Problem to work on: Lines holding the string "Pins" in the listing below are to be copied.

#####

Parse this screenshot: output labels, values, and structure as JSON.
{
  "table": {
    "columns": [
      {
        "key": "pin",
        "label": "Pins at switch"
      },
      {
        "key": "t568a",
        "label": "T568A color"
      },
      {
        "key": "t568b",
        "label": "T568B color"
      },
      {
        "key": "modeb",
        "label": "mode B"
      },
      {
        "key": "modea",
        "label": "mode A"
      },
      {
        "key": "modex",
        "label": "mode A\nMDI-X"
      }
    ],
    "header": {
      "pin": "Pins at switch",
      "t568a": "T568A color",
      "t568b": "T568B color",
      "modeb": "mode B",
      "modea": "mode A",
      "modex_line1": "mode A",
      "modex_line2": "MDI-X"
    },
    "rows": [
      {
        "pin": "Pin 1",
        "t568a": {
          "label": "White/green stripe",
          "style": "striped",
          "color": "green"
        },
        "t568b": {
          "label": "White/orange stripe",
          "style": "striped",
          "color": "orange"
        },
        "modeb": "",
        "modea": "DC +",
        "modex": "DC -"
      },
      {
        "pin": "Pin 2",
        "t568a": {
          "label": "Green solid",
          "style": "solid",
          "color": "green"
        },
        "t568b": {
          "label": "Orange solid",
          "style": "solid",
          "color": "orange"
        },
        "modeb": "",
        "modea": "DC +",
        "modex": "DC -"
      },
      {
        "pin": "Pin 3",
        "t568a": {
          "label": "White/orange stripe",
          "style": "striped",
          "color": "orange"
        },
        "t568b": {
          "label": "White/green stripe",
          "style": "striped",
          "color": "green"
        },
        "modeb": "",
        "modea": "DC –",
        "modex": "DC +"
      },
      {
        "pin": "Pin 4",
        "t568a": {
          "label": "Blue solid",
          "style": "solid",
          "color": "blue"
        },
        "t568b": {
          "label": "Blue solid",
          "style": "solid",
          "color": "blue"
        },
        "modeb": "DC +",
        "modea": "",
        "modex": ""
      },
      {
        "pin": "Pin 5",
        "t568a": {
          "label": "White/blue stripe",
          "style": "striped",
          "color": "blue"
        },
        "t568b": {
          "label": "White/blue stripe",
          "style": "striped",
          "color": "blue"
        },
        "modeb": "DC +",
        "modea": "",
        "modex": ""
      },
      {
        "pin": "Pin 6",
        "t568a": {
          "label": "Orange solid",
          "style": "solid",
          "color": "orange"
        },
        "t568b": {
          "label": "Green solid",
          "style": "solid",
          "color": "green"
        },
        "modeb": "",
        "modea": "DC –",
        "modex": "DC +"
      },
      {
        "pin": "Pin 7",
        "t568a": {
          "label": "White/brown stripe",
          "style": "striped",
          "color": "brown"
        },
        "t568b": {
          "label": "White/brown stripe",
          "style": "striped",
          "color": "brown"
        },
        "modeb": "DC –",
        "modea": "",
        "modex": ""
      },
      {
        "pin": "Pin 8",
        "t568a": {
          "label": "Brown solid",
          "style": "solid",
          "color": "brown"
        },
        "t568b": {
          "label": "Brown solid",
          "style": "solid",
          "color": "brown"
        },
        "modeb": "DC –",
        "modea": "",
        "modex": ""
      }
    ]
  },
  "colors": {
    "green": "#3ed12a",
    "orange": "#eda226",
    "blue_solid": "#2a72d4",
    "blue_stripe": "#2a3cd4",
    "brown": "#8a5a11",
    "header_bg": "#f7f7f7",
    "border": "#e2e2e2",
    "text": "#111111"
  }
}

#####

The completed task:
        "label": "Pins at switch"
      "pin": "Pins at switch",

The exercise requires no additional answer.